- _Component data from apps and pages_:
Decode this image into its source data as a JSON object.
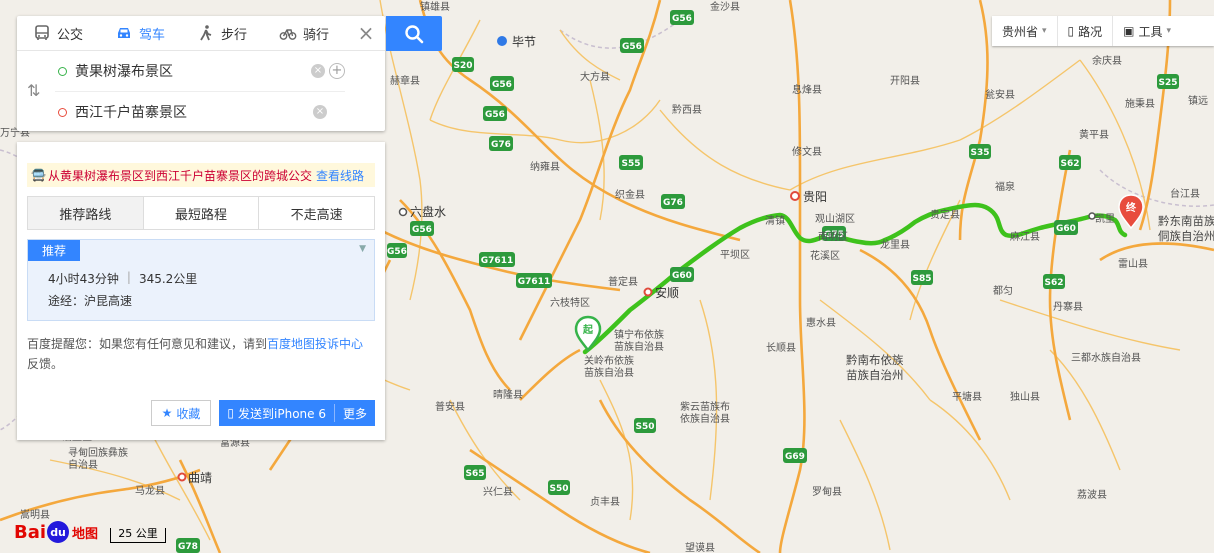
{
  "modes": {
    "bus": "公交",
    "drive": "驾车",
    "walk": "步行",
    "bike": "骑行"
  },
  "route": {
    "start": "黄果树瀑布景区",
    "end": "西江千户苗寨景区"
  },
  "transit_tip": {
    "text": "从黄果树瀑布景区到西江千户苗寨景区的跨城公交",
    "link": "查看线路"
  },
  "plan_tabs": [
    "推荐路线",
    "最短路程",
    "不走高速"
  ],
  "plan": {
    "badge": "推荐",
    "duration": "4小时43分钟",
    "distance": "345.2公里",
    "via": "途经：沪昆高速"
  },
  "feedback": {
    "prefix": "百度提醒您：如果您有任何意见和建议，请到",
    "link": "百度地图投诉中心",
    "suffix": "反馈。"
  },
  "actions": {
    "favorite": "收藏",
    "send": "发送到iPhone 6",
    "more": "更多"
  },
  "toolbar": {
    "province": "贵州省",
    "traffic": "路况",
    "tools": "工具"
  },
  "scale": "25 公里",
  "logo": {
    "bai": "Bai",
    "du": "du",
    "ditu": "地图"
  },
  "map": {
    "markers": {
      "start": "起",
      "end": "终"
    },
    "cities": [
      {
        "id": "bijie",
        "name": "毕节"
      },
      {
        "id": "guiyang",
        "name": "贵阳"
      },
      {
        "id": "anshun",
        "name": "安顺"
      },
      {
        "id": "liupanshui",
        "name": "六盘水"
      },
      {
        "id": "qujing",
        "name": "曲靖"
      },
      {
        "id": "kaili",
        "name": "凯里"
      }
    ],
    "places": [
      "镇雄县",
      "金沙县",
      "赫章县",
      "大方县",
      "黔西县",
      "息烽县",
      "开阳县",
      "余庆县",
      "施秉县",
      "镇远县",
      "纳雍县",
      "修文县",
      "瓮安县",
      "黄平县",
      "台江县",
      "织金县",
      "福泉",
      "清镇",
      "观山湖区",
      "南明区",
      "贵定县",
      "龙里县",
      "麻江县",
      "雷山县",
      "平坝区",
      "花溪区",
      "普定县",
      "六枝特区",
      "都匀",
      "丹寨县",
      "三都水族自治县",
      "惠水县",
      "长顺县",
      "平塘县",
      "独山县",
      "晴隆县",
      "普安县",
      "贞丰县",
      "兴仁县",
      "罗甸县",
      "荔波县",
      "马龙县",
      "富源县",
      "嵩明县",
      "沾益区",
      "万宁县"
    ],
    "regions": [
      "镇宁布依族苗族自治县",
      "关岭布依族苗族自治县",
      "黔南布依族苗族自治州",
      "黔东南苗族侗族自治州",
      "紫云苗族布依族苗族自治县",
      "寻甸回族彝族自治县"
    ],
    "highways": [
      "G56",
      "S20",
      "G76",
      "S55",
      "G7611",
      "G60",
      "G75",
      "S35",
      "S85",
      "S62",
      "S25",
      "G62",
      "G69",
      "S50",
      "S65",
      "G78",
      "G60"
    ]
  }
}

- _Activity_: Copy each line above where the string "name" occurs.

- _Result of this task_:
        "name": "毕节"
        "name": "贵阳"
        "name": "安顺"
        "name": "六盘水"
        "name": "曲靖"
        "name": "凯里"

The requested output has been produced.